IBM could not be reached for comment.

Inkra’s 4000 VSS devices allow service providers and companies with large data centres to consolidate IP (Internet Protocol) services on a single, rack-mounted device.

The company’s “virtual rack” technology uses software to simulate a physical hardware rack, allowing customers to deploy separate services such as firewalls, virtual private networking (VPN), server monitoring and load balancing on a single device as opposed to deploying separate, rack-mounted hardware devices for each service, according to Dave Roberts, vice-president of strategy at Inkra.
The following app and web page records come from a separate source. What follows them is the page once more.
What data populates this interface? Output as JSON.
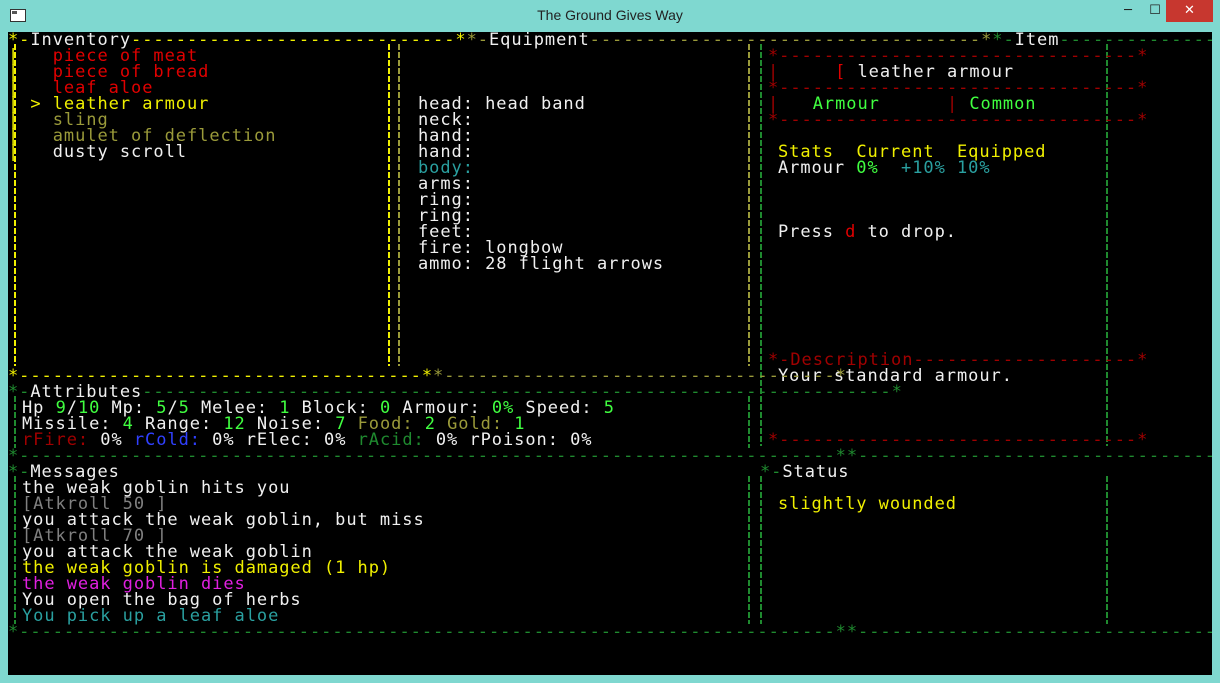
{
  "window": {
    "title": "The Ground Gives Way",
    "min_glyph": "─",
    "max_glyph": "☐",
    "close_glyph": "✕"
  },
  "inventory": {
    "title": "Inventory",
    "cursor": ">",
    "items": [
      "piece of meat",
      "piece of bread",
      "leaf aloe",
      "leather armour",
      "sling",
      "amulet of deflection",
      "dusty scroll"
    ]
  },
  "equipment": {
    "title": "Equipment",
    "slots": [
      {
        "slot": "head:",
        "item": "head band"
      },
      {
        "slot": "neck:",
        "item": ""
      },
      {
        "slot": "hand:",
        "item": ""
      },
      {
        "slot": "hand:",
        "item": ""
      },
      {
        "slot": "body:",
        "item": ""
      },
      {
        "slot": "arms:",
        "item": ""
      },
      {
        "slot": "ring:",
        "item": ""
      },
      {
        "slot": "ring:",
        "item": ""
      },
      {
        "slot": "feet:",
        "item": ""
      },
      {
        "slot": "fire:",
        "item": "longbow"
      },
      {
        "slot": "ammo:",
        "item": "28 flight arrows"
      }
    ]
  },
  "item": {
    "title": "Item",
    "icon": "[",
    "name": "leather armour",
    "type": "Armour",
    "rarity": "Common",
    "stats_header": [
      "Stats",
      "Current",
      "Equipped"
    ],
    "stat_name": "Armour",
    "stat_current": "0%",
    "stat_change": "+10%",
    "stat_equipped": "10%",
    "drop_pre": "Press",
    "drop_key": "d",
    "drop_post": "to drop.",
    "description_title": "Description",
    "description": "Your standard armour."
  },
  "attributes": {
    "title": "Attributes",
    "hp_label": "Hp",
    "hp": "9",
    "hp_max": "10",
    "mp_label": "Mp:",
    "mp": "5",
    "mp_max": "5",
    "melee_label": "Melee:",
    "melee": "1",
    "block_label": "Block:",
    "block": "0",
    "armour_label": "Armour:",
    "armour": "0%",
    "speed_label": "Speed:",
    "speed": "5",
    "missile_label": "Missile:",
    "missile": "4",
    "range_label": "Range:",
    "range": "12",
    "noise_label": "Noise:",
    "noise": "7",
    "food_label": "Food:",
    "food": "2",
    "gold_label": "Gold:",
    "gold": "1",
    "rfire_label": "rFire:",
    "rfire": "0%",
    "rcold_label": "rCold:",
    "rcold": "0%",
    "relec_label": "rElec:",
    "relec": "0%",
    "racid_label": "rAcid:",
    "racid": "0%",
    "rpoison_label": "rPoison:",
    "rpoison": "0%"
  },
  "messages": {
    "title": "Messages",
    "lines": [
      "the weak goblin hits you",
      "[Atkroll 50 ]",
      "you attack the weak goblin, but miss",
      "[Atkroll 70 ]",
      "you attack the weak goblin",
      "the weak goblin is damaged (1 hp)",
      "the weak goblin dies",
      "You open the bag of herbs",
      "You pick up a leaf aloe"
    ]
  },
  "status": {
    "title": "Status",
    "text": "slightly wounded"
  },
  "colors": {
    "terminal_bg": "#000000",
    "titlebar": "#7fd8d0",
    "yellow": "#f0f000",
    "green": "#00c800",
    "red": "#e00000"
  }
}
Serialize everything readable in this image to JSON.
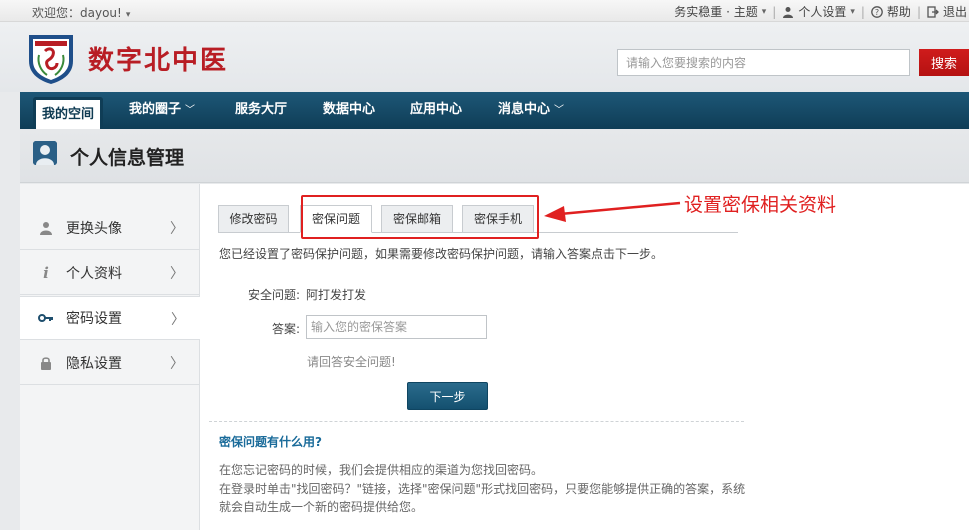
{
  "topbar": {
    "welcome": "欢迎您：dayou!",
    "theme": "务实稳重 · 主题",
    "settings": "个人设置",
    "help": "帮助",
    "logout": "退出"
  },
  "header": {
    "site_name": "数字北中医",
    "search_placeholder": "请输入您要搜索的内容",
    "search_button": "搜索"
  },
  "nav": {
    "items": [
      {
        "label": "我的空间",
        "active": true
      },
      {
        "label": "我的圈子",
        "has_dropdown": true
      },
      {
        "label": "服务大厅"
      },
      {
        "label": "数据中心"
      },
      {
        "label": "应用中心"
      },
      {
        "label": "消息中心",
        "has_dropdown": true
      }
    ]
  },
  "page": {
    "title": "个人信息管理"
  },
  "sidebar": {
    "items": [
      {
        "label": "更换头像",
        "icon": "user-icon"
      },
      {
        "label": "个人资料",
        "icon": "info-icon"
      },
      {
        "label": "密码设置",
        "icon": "key-icon",
        "active": true
      },
      {
        "label": "隐私设置",
        "icon": "lock-icon"
      }
    ]
  },
  "tabs": [
    {
      "label": "修改密码"
    },
    {
      "label": "密保问题",
      "active": true
    },
    {
      "label": "密保邮箱"
    },
    {
      "label": "密保手机"
    }
  ],
  "annotation": "设置密保相关资料",
  "form": {
    "info": "您已经设置了密码保护问题，如果需要修改密码保护问题，请输入答案点击下一步。",
    "question_label": "安全问题:",
    "question_value": "阿打发打发",
    "answer_label": "答案:",
    "answer_placeholder": "输入您的密保答案",
    "hint": "请回答安全问题!",
    "next_button": "下一步"
  },
  "faq": {
    "title": "密保问题有什么用?",
    "line1": "在您忘记密码的时候，我们会提供相应的渠道为您找回密码。",
    "line2": "在登录时单击\"找回密码？\"链接，选择\"密保问题\"形式找回密码，只要您能够提供正确的答案，系统",
    "line3": "就会自动生成一个新的密码提供给您。"
  },
  "colors": {
    "nav_bg": "#0f3d56",
    "brand_red": "#b81d24",
    "annotation_red": "#e02020",
    "link_blue": "#1a6b9a"
  }
}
As part of its e-business on demand service, IBM offers hosted IT applications and services to companies that want to off-load ownership and management of their IT infrastructures. The Inkra 4000 proved to be a good fit for IBM, which already offers virtualized services through its IBM Virtual Linux eServers and IBM TotalStorage Solutions and was looking to add network services to the mix, Roberts said.

IBM has agreed to purchase less than 10 of the Inkra 4000 systems to start, according to Roberts. The devices sell for US$90,000 each.

Using the 4000, IBM will be able to allocate a virtual rack to each customer in a data centre, then customize the services for that customer. Administrators use a Web browser-based management interface to create new virtual racks and add new services to those racks, as opposed to the physically installing, cabling and configuring new hardware, according to Roberts.

All Inkra devices use a patented hardware-based virtualization technology called “HardWall” that simulates the physical isolation of separate, rack-mounted devices by dedicating system resources to each virtual rack, providing security and fault isolation and fault tolerance for each virtual rack. With HardWall, individual virtual racks can be added, removed and rebooted without affecting other virtual racks on the same device, Roberts said.

IBM has initially expressed an interest in deploying firewall and load-balancing services on the Inkra boxes. The device’s resource provisioning will also allow IBM to offer service level agreements (SLAs) that are pegged to performance for customers receiving network services from an Inkra 4000 box, according to Roberts.

“IBM is getting architecture for their data centres that is less costly and more efficient than the ‘buy the box’ approach,” said Michael Hoch, research director at Aberdeen Group Inc.

Inkra is competing in a crowded market for virtualization appliances with established companies such as Nokia Corp. as well as start-ups like Neoteris Inc. of Mountain View, Calif., Hoch said.

Initial Inkra deployment by IBM will be in the U.S., but Roberts hopes that IBM will roll out his company’s hardware worldwide in 2003.